(Activity): Write the following entries out again exactly, skipping each image.

Data about app and page elements
◆ ◆ ◆
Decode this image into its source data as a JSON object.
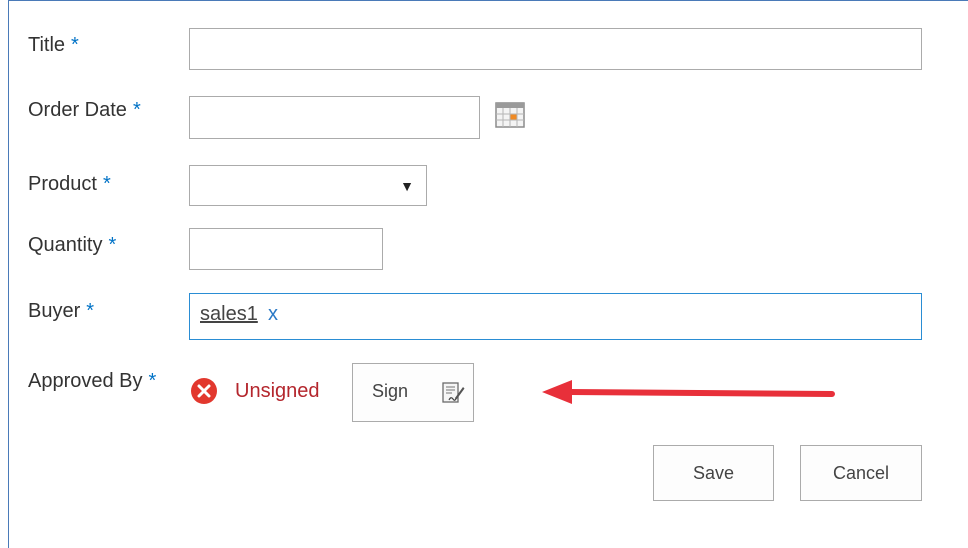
{
  "form": {
    "title_label": "Title",
    "order_date_label": "Order Date",
    "product_label": "Product",
    "quantity_label": "Quantity",
    "buyer_label": "Buyer",
    "approved_by_label": "Approved By",
    "required_marker": "*",
    "title_value": "",
    "order_date_value": "",
    "product_value": "",
    "quantity_value": "",
    "buyer_value": "sales1",
    "buyer_remove": "x",
    "approval_status": "Unsigned",
    "sign_label": "Sign",
    "save_label": "Save",
    "cancel_label": "Cancel"
  },
  "icons": {
    "calendar": "calendar-icon",
    "dropdown": "triangle-down",
    "status": "error-circle-x-icon",
    "sign": "document-pen-icon"
  },
  "colors": {
    "required": "#0072c6",
    "unsigned": "#b4262d",
    "annotation_arrow": "#e8303a",
    "focus_border": "#2a8dd4"
  }
}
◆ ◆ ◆
(Worked solution):
Decode this image into its source data as a JSON object.
{
  "form": {
    "title_label": "Title",
    "order_date_label": "Order Date",
    "product_label": "Product",
    "quantity_label": "Quantity",
    "buyer_label": "Buyer",
    "approved_by_label": "Approved By",
    "required_marker": "*",
    "title_value": "",
    "order_date_value": "",
    "product_value": "",
    "quantity_value": "",
    "buyer_value": "sales1",
    "buyer_remove": "x",
    "approval_status": "Unsigned",
    "sign_label": "Sign",
    "save_label": "Save",
    "cancel_label": "Cancel"
  },
  "icons": {
    "calendar": "calendar-icon",
    "dropdown": "triangle-down",
    "status": "error-circle-x-icon",
    "sign": "document-pen-icon"
  },
  "colors": {
    "required": "#0072c6",
    "unsigned": "#b4262d",
    "annotation_arrow": "#e8303a",
    "focus_border": "#2a8dd4"
  }
}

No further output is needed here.